# Activity:
Copy out every line from the records that includes "data".

★ ★ ★

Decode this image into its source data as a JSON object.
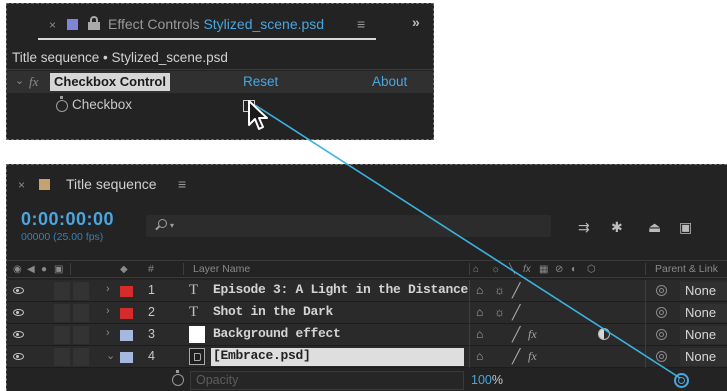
{
  "effect_controls": {
    "tab": {
      "close": "×",
      "prefix": "Effect Controls ",
      "file": "Stylized_scene.psd",
      "menu": "≡",
      "overflow": "»",
      "swatch_color": "#7f86d8"
    },
    "breadcrumb": "Title sequence • Stylized_scene.psd",
    "effect": {
      "chevron": "⌄",
      "fx": "fx",
      "name": "Checkbox Control",
      "reset": "Reset",
      "about": "About"
    },
    "property": {
      "label": "Checkbox"
    }
  },
  "timeline": {
    "close": "×",
    "title": "Title sequence",
    "menu": "≡",
    "swatch_color": "#c4a371",
    "timecode": "0:00:00:00",
    "frames": "00000 (25.00 fps)",
    "search_caret": "▾",
    "columns": {
      "hash": "#",
      "layer_name": "Layer Name",
      "parent": "Parent & Link"
    },
    "layers": [
      {
        "num": "1",
        "type_glyph": "T",
        "name": "Episode 3: A Light in the Distance",
        "label_color": "#d42b2b",
        "parent": "None"
      },
      {
        "num": "2",
        "type_glyph": "T",
        "name": "Shot in the Dark",
        "label_color": "#d42b2b",
        "parent": "None"
      },
      {
        "num": "3",
        "type_glyph": "",
        "name": "Background effect",
        "label_color": "#a7b8e0",
        "parent": "None"
      },
      {
        "num": "4",
        "type_glyph": "",
        "name": "[Embrace.psd]",
        "label_color": "#a7b8e0",
        "parent": "None"
      }
    ],
    "opacity": {
      "label": "Opacity",
      "value": "100",
      "unit": "%"
    }
  },
  "colors": {
    "accent_blue": "#4aa6e0",
    "panel_bg": "#232323",
    "pickwhip_line": "#3ab3e0"
  }
}
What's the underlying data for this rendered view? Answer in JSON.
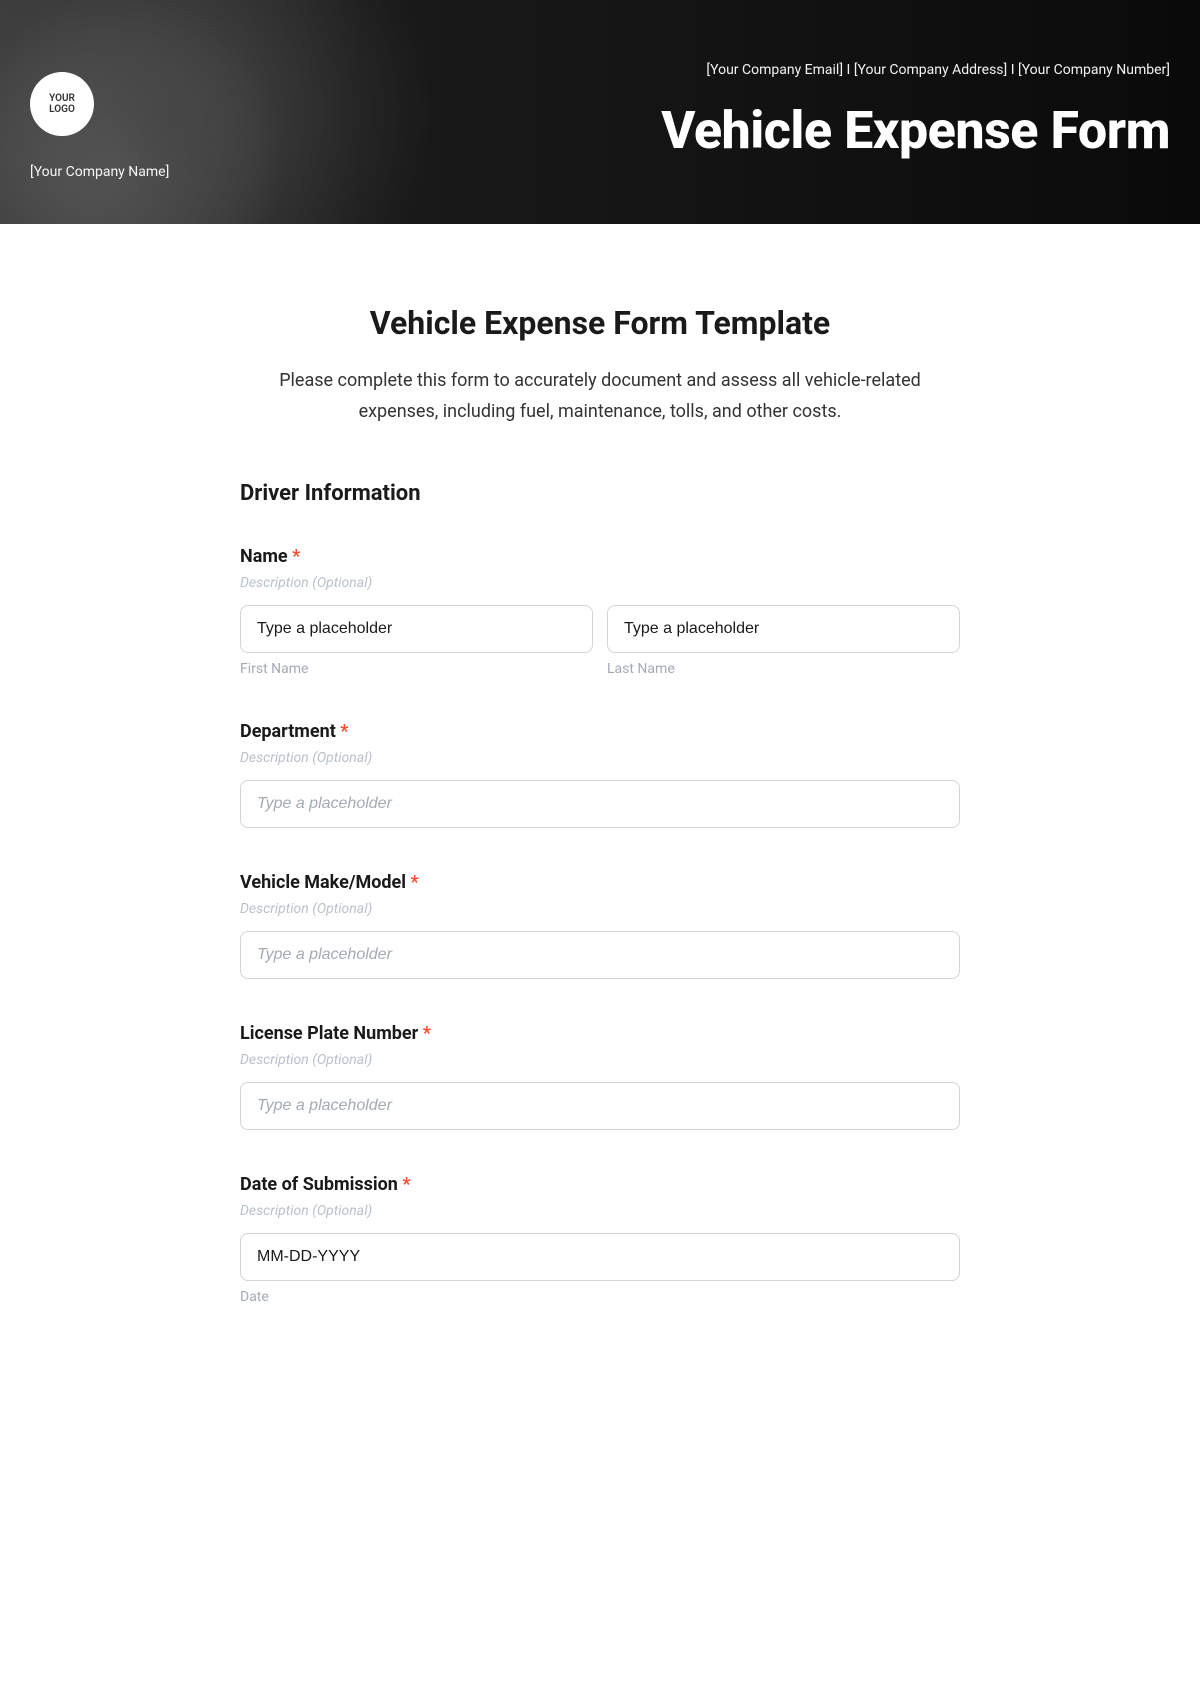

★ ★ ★

# Completed exercise:
Decode this image into its source data as a JSON object.
What's the underlying data for this rendered view? Answer in JSON.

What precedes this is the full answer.